‘I have no special talent. I am only passionately curious.’

Albert Einstein

Some of the best mindfulness teachers are young children – with their open, fresh approach to life, their ability to become deeply absorbed in what they’re doing, the way they seem to live mostly in the present moment. One of the most distinctive qualities of young children, which can drive their caregivers slightly insane, is their insatiable curiosity. A UK survey of 1000 mothers of children aged 2 – 10 years found that four year old girls ask about 390 questions a day – that’s one question every 2 minutes and 36 seconds, or a remarkable 105 120 questions a year.

It would probably be a little odd if, as adults, we continued to ask questions every 2 minutes and 36 seconds. On the other hand, we can often go to the other extreme, becoming surprisingly incurious about other people, strange symptoms in our bodies, what our government is up to, our emotional state, and what plants are flowering in our street right now. We might not even be aware which birds regularly visit our garden, that our colleague looks distracted and a little upset today, that we’re once again feeling irritable, or that we’re speaking in a breathless and anxious voice.

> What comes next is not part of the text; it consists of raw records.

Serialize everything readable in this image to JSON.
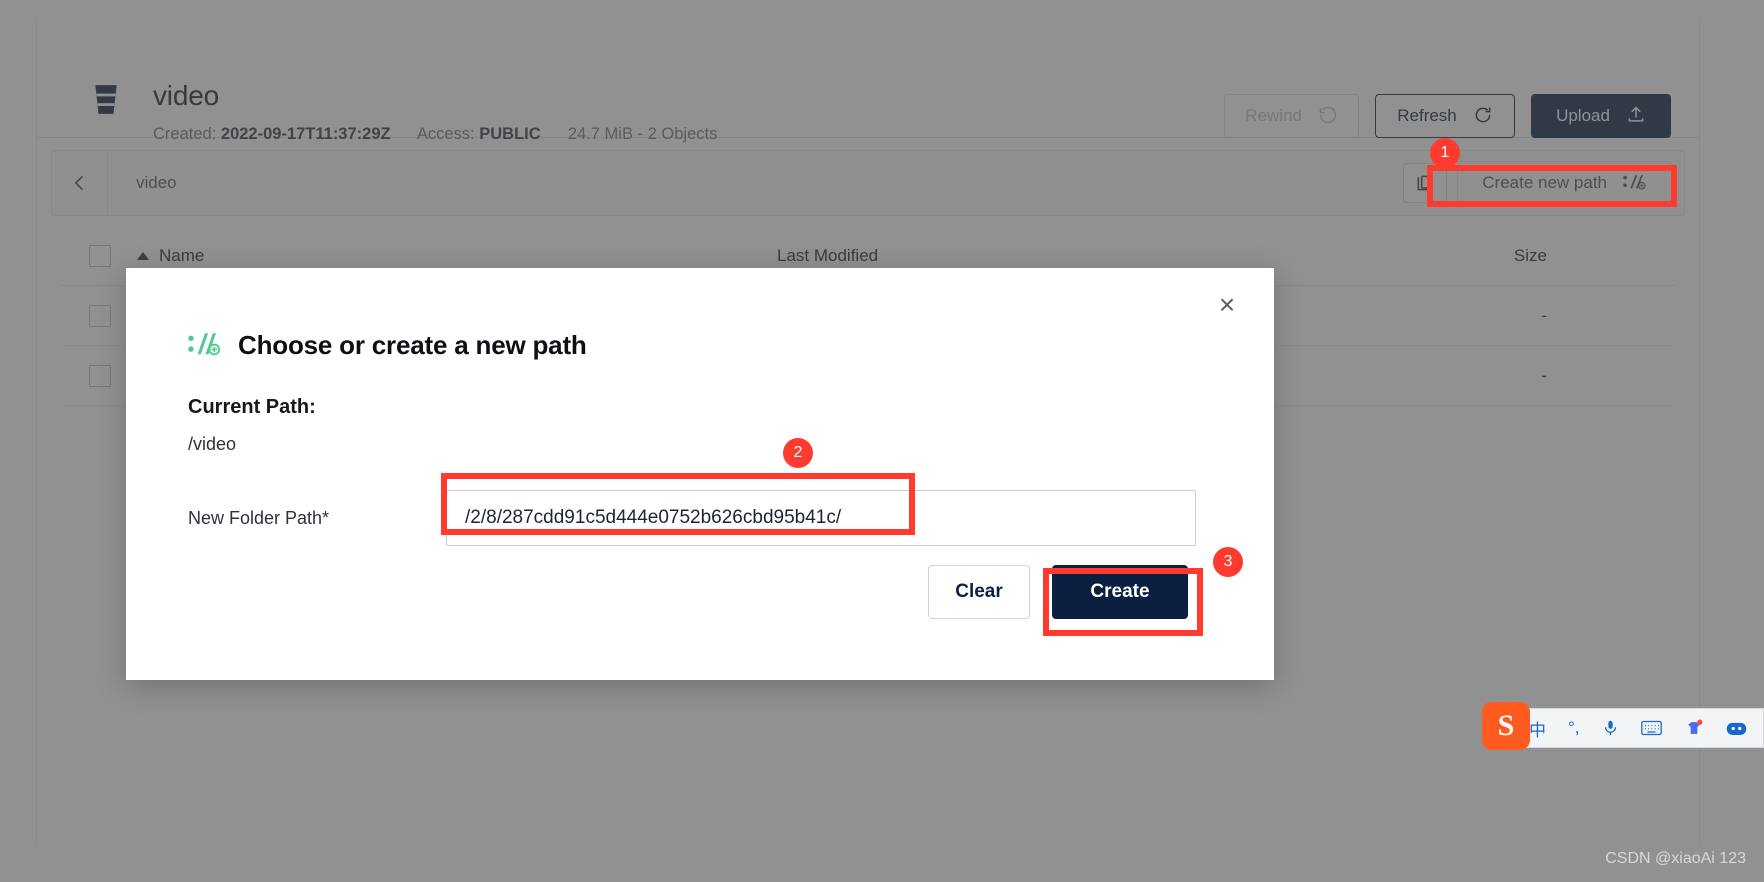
{
  "bucket": {
    "name": "video",
    "created_label": "Created:",
    "created_value": "2022-09-17T11:37:29Z",
    "access_label": "Access:",
    "access_value": "PUBLIC",
    "size_summary": "24.7 MiB - 2 Objects"
  },
  "header_actions": {
    "rewind_label": "Rewind",
    "refresh_label": "Refresh",
    "upload_label": "Upload"
  },
  "breadcrumb": {
    "path": "video",
    "create_new_path_label": "Create new path"
  },
  "table": {
    "columns": {
      "name": "Name",
      "last_modified": "Last Modified",
      "size": "Size"
    },
    "rows": [
      {
        "name": "",
        "last_modified": "",
        "size": "-"
      },
      {
        "name": "",
        "last_modified": "",
        "size": "-"
      }
    ]
  },
  "modal": {
    "title": "Choose or create a new path",
    "current_path_label": "Current Path:",
    "current_path_value": "/video",
    "field_label": "New Folder Path*",
    "field_value": "/2/8/287cdd91c5d444e0752b626cbd95b41c/",
    "field_placeholder": "",
    "clear_label": "Clear",
    "create_label": "Create",
    "close_glyph": "×"
  },
  "annotations": {
    "badge_1": "1",
    "badge_2": "2",
    "badge_3": "3",
    "color": "#ff3b30"
  },
  "ime": {
    "logo_text": "S",
    "items": [
      "中",
      "°,",
      "mic-icon",
      "keyboard-icon",
      "skin-icon",
      "emoji-icon",
      "more-icon"
    ]
  },
  "watermark": {
    "text": "CSDN @xiaoAi 123"
  },
  "colors": {
    "accent_dark": "#07193a",
    "brand_green": "#4ecb93",
    "annotation_red": "#ff3b30"
  }
}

A common meditation instruction is to ask ourselves – what is actually happening right now? To simply be attentive to what’s going on, without immediately going into ‘fix-it’ or condemning or denial or ‘I want more of this, please’ mode. During a body scan, we might tune into different parts of our bodies, such as our toes, and simply be curious about any sensations there – are they feeling warm or cold, are there any tingling sensations, can we notice the contact with socks or the floor? As we practise this non-judgmental, accepting and curious state of mind, we can then also apply it to other areas of our lives, which will be the topic of next week’s reflection.

Weekly practice idea:

Be curious about the change of season, whether it’s spring or autumn in your part of the world, and notice its effect on the plants in your neighbourhood, the behaviour of animals, the length of daylight or quality of light. Also, notice the effect on your mood – do you like this time of the year, or dread it in some way?

Anja Tanhane